There have been positive moves to put an end to this practice. Japan’s corporate governance code requires companies to disclose policies on cross-shareholdings and the exercise of voting rights. Japan’s three largest banks, Mizuho, Sumitomo Mitsui and Mitsubishi UFJ Financial Group have all accelerated targets to sell their cross-shareholdings.

On the other hand, due to a concern that activist investors are becoming more vocal, many firms are reluctant to part with their friendly shareholdings as a way to protect themselves.


Press Freedom and Transparency


The media can play a role in corporate governance by driving politicians to introduce or enforce corporate laws. In addition, the media can shame companies into practicing good corporate governance in order to protect their public image.

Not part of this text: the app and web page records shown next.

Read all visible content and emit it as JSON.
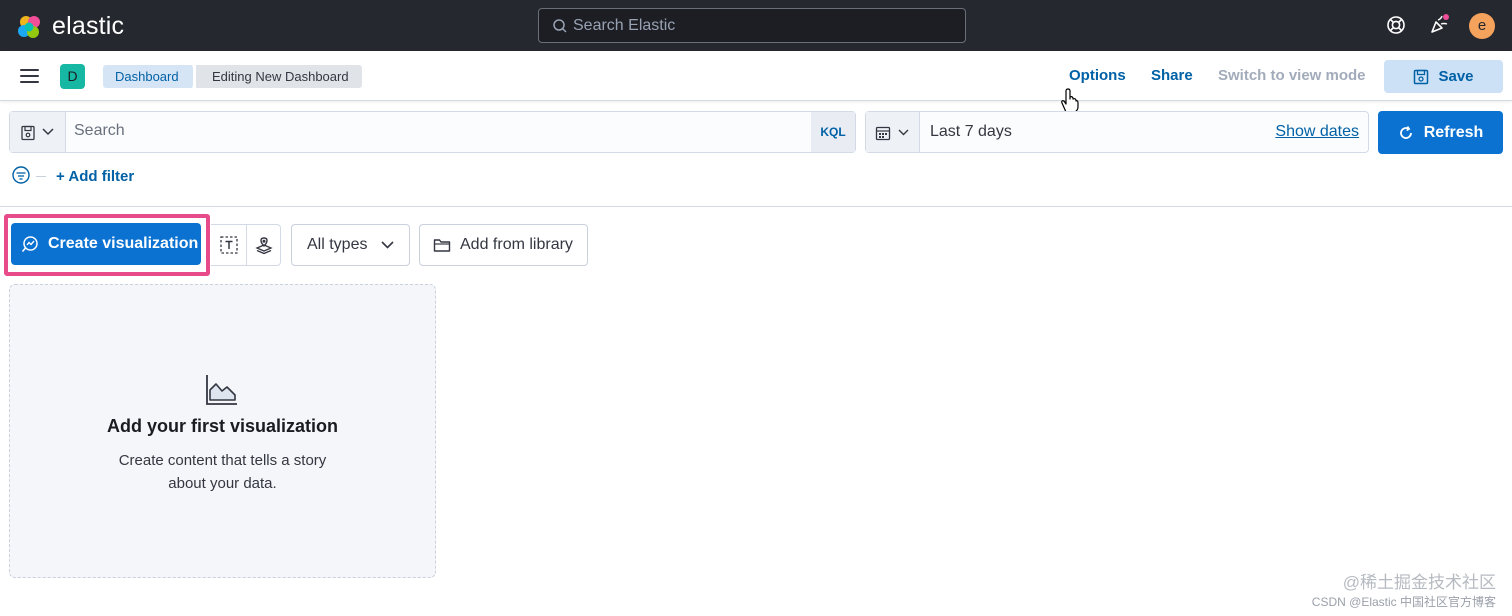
{
  "header": {
    "logo_text": "elastic",
    "search_placeholder": "Search Elastic",
    "avatar_initial": "e",
    "icons": [
      "help-icon",
      "news-feed-icon"
    ]
  },
  "nav": {
    "space_initial": "D",
    "breadcrumbs": [
      "Dashboard",
      "Editing New Dashboard"
    ],
    "options": "Options",
    "share": "Share",
    "switch_view": "Switch to view mode",
    "save": "Save"
  },
  "query": {
    "search_placeholder": "Search",
    "language": "KQL",
    "date_range": "Last 7 days",
    "show_dates": "Show dates",
    "refresh": "Refresh",
    "add_filter": "+ Add filter"
  },
  "toolbar": {
    "create_visualization": "Create visualization",
    "all_types": "All types",
    "add_from_library": "Add from library"
  },
  "empty_panel": {
    "title": "Add your first visualization",
    "description": "Create content that tells a story about your data."
  },
  "watermark": {
    "line1": "@稀土掘金技术社区",
    "line2": "CSDN @Elastic 中国社区官方博客"
  },
  "colors": {
    "header_bg": "#25282f",
    "primary": "#0b72d2",
    "link": "#0061a6",
    "highlight": "#e74b8a"
  }
}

Japan plummeted 11 places in the 2016 Reporters Without Borders World Press Freedom Index to 72nd place.5

However, the mainstream press, dependent on advertisement revenues, tends to shy away from reporting on issues that can cut their source of funding.


A State Secrecy Law, passed in late 2013 despite strong protests and backed by Prime Minister Shinzo Abe, punishes journalists with a five-year prison term for leaking state secrets.


While improving Japan's corporate governance is at the top of Abe’s policy agenda, his attempts to muzzle the press

serves as Abenomics’ own greatest impediment. 


Corporate Culture


According to Michael Woodford, the single most important problem facing Japanese corporations is societal, rather than structural.


“I made a lot of noise, spoke out with a loud voice and despite the purpose of this being to expose a near US$2 billion fraud, my behaviour is frowned upon,” said Woodford, whose actions were seen by some as nonconforming, especially in a business environment where maintaining the status quo and harmony is important.


According to the Investigation Report compiled by the independent committee hired to investigate Toshiba’s accounting fraud, one of the biggest problems within the company was a corporate culture that put pressure on subordinates to hit unrealistic sales targets.6 These targets were sometimes issued before the end of a fiscal quarter or year, encouraging divisions to cook the books.


Changing the culture of a company is not so easy, according to a former board member of a corporation known for its deeply traditional corporate culture.


“Most companies were started after the war. Before that they were all individually owned,” he said. “The way of thinking cannot be changed easily.”


“In corporations what is common is a ‘blind’ obedience to the hierarchy, and that white collar crime is often considered something which does not damage anyone and has no victims. What’s paramount is loyalty to the company which can easily become ‘blind’ and unquestioning, where the rights and wrongs of any particular issue can so easily become lost,” said Woodford. 


1 att/20160120-2.pdf 

2 Ibid. insight%


4 directors


For further information, please contact:
Greg Hallahan​, Senior Director, FTI Consulting